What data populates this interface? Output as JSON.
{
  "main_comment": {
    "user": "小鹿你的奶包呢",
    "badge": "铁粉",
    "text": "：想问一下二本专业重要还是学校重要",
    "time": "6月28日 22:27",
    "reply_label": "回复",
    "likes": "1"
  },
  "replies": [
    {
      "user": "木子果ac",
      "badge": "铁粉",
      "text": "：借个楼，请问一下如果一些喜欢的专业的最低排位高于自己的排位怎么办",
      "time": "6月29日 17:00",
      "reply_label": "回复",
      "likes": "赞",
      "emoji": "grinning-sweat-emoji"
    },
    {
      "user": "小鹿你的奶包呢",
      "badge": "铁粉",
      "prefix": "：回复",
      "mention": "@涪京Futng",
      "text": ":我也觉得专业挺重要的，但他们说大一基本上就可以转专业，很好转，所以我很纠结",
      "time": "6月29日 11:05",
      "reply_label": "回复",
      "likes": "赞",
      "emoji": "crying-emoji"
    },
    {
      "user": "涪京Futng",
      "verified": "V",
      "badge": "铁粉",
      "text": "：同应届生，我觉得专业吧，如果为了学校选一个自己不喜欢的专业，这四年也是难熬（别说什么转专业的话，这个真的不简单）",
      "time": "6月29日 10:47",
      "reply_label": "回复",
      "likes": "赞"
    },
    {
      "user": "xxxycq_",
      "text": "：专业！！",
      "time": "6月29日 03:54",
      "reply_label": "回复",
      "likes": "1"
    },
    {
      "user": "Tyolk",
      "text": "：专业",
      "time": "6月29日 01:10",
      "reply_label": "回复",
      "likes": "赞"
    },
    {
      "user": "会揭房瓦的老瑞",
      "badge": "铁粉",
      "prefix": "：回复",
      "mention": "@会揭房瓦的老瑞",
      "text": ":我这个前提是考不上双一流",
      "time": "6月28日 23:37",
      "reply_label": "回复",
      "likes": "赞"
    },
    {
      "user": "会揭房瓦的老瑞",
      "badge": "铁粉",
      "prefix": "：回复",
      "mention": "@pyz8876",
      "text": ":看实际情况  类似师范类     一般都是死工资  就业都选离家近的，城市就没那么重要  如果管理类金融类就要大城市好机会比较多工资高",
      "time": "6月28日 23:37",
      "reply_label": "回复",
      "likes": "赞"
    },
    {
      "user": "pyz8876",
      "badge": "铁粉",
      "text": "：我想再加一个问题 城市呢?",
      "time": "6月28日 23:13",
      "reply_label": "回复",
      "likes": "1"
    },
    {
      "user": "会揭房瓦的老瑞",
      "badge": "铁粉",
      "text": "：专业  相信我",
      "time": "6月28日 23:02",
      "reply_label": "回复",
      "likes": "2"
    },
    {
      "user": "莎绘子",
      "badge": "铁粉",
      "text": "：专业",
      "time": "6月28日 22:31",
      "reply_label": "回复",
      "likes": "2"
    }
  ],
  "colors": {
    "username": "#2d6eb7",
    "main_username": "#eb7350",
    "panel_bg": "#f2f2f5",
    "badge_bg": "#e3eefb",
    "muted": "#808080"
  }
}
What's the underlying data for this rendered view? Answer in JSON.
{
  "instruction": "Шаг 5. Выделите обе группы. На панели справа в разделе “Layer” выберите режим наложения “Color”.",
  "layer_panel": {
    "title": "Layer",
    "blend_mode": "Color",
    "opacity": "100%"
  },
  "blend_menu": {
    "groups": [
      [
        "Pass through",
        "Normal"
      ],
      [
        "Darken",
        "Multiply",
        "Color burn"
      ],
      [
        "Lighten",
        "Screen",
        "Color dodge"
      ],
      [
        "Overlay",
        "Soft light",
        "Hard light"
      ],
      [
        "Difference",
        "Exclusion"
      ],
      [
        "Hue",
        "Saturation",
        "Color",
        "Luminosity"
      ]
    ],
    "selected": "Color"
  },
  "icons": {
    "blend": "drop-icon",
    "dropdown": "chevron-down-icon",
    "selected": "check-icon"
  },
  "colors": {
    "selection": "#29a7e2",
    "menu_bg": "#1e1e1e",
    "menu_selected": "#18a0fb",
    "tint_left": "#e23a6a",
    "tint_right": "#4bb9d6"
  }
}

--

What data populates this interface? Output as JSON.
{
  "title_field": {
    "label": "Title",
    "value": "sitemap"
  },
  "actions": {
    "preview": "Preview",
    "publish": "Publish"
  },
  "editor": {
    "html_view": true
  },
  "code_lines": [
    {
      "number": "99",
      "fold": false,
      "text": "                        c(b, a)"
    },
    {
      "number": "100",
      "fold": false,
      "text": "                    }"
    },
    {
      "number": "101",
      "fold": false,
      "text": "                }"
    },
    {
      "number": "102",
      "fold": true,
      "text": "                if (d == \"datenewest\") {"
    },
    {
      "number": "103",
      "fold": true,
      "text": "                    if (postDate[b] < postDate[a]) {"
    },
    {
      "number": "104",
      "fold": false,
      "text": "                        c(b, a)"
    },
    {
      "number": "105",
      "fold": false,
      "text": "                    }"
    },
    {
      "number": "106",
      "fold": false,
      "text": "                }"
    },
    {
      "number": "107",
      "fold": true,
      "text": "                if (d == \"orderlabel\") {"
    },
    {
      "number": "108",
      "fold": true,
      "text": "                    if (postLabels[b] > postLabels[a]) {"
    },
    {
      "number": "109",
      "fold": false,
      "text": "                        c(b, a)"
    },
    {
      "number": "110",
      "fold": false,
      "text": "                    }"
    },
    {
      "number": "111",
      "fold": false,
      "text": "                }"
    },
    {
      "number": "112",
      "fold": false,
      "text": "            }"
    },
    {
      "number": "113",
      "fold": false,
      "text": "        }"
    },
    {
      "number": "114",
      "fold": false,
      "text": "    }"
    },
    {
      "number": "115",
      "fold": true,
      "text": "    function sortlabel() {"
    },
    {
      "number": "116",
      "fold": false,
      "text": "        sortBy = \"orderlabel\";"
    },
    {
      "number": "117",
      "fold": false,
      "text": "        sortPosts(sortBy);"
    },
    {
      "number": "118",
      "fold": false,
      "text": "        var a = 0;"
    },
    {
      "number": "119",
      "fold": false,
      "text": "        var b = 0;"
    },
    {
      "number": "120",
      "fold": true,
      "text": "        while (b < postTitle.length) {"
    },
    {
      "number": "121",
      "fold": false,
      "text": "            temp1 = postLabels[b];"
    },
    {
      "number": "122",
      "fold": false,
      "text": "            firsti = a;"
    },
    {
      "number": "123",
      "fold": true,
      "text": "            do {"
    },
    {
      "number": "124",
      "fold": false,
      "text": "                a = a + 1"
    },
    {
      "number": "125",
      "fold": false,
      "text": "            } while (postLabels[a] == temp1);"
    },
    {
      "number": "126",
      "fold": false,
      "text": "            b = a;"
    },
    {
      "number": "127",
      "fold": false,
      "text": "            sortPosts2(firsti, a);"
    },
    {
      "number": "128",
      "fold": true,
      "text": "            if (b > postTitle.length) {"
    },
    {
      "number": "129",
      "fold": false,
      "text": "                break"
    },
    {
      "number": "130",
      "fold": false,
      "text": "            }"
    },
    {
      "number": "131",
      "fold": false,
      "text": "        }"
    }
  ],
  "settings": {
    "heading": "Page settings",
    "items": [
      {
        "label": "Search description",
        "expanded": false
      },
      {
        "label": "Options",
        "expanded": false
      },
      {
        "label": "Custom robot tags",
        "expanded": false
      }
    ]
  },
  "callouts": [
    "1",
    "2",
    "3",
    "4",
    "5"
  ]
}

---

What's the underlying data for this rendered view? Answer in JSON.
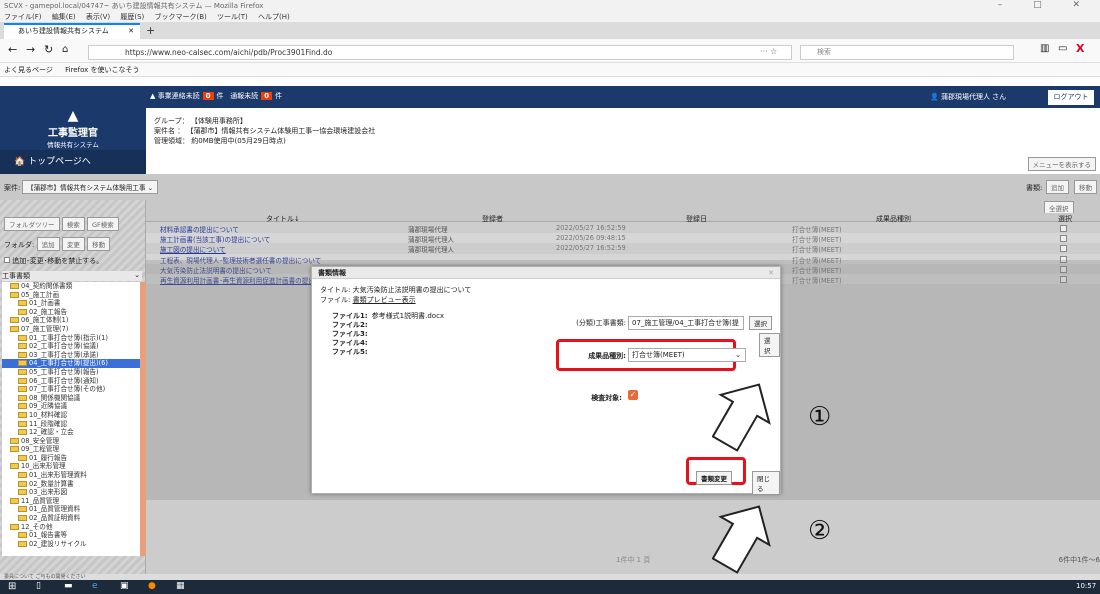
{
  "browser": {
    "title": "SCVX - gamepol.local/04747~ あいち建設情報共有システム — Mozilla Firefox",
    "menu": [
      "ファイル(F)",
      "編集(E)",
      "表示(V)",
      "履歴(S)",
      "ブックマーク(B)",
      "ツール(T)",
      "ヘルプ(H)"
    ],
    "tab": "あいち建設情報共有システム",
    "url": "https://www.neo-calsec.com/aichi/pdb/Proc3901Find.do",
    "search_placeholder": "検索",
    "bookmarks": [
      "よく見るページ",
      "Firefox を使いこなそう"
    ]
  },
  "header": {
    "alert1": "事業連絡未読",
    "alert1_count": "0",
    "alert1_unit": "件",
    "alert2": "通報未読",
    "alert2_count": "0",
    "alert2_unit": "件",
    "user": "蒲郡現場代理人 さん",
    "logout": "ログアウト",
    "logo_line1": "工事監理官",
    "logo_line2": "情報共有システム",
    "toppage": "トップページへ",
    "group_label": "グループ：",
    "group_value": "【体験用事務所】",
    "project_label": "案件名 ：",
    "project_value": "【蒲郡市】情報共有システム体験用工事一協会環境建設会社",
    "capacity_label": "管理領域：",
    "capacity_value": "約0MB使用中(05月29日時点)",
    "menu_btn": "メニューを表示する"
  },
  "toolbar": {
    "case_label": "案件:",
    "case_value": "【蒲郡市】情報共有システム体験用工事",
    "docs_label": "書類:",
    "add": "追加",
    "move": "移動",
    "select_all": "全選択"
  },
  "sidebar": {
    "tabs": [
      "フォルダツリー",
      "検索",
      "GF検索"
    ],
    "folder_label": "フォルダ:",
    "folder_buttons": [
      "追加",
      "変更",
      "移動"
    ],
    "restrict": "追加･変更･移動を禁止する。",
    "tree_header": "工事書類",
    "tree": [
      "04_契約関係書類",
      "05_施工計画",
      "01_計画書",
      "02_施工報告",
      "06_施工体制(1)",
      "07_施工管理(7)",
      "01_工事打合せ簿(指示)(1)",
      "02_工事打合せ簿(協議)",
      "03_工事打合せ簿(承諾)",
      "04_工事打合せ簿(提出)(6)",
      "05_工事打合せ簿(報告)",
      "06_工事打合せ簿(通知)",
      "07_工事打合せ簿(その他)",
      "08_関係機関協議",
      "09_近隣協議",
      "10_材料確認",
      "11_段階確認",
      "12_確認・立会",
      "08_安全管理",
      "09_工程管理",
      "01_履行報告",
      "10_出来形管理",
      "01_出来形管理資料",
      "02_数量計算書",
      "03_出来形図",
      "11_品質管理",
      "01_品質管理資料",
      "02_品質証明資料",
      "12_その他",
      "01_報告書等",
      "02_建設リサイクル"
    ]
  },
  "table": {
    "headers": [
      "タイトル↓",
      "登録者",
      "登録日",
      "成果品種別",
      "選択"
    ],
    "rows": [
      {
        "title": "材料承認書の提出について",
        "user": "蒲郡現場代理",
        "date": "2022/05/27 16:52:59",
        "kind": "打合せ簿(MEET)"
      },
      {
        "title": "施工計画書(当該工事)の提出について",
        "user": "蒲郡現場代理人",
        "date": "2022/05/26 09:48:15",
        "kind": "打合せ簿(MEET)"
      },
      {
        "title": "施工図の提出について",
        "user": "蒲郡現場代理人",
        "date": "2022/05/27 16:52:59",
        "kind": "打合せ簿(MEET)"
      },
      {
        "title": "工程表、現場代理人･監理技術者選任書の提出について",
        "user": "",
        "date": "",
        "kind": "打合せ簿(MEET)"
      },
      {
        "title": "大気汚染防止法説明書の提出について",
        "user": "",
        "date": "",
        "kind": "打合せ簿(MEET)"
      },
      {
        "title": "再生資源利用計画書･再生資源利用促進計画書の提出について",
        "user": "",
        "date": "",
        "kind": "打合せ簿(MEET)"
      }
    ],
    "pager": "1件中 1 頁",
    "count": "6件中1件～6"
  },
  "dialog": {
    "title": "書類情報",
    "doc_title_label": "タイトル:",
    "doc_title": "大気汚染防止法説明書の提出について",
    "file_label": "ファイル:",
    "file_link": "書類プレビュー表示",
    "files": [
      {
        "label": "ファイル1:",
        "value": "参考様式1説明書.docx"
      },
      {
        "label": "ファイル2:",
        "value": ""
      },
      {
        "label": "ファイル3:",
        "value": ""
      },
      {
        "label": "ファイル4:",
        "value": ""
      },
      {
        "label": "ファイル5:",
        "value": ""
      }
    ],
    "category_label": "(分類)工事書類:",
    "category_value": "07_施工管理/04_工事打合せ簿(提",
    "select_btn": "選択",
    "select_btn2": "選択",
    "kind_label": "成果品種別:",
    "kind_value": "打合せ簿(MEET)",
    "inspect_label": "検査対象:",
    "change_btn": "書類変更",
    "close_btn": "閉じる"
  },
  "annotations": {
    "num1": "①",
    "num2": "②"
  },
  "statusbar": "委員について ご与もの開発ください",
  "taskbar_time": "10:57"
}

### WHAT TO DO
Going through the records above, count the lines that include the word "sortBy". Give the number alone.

### TASK OUTPUT
2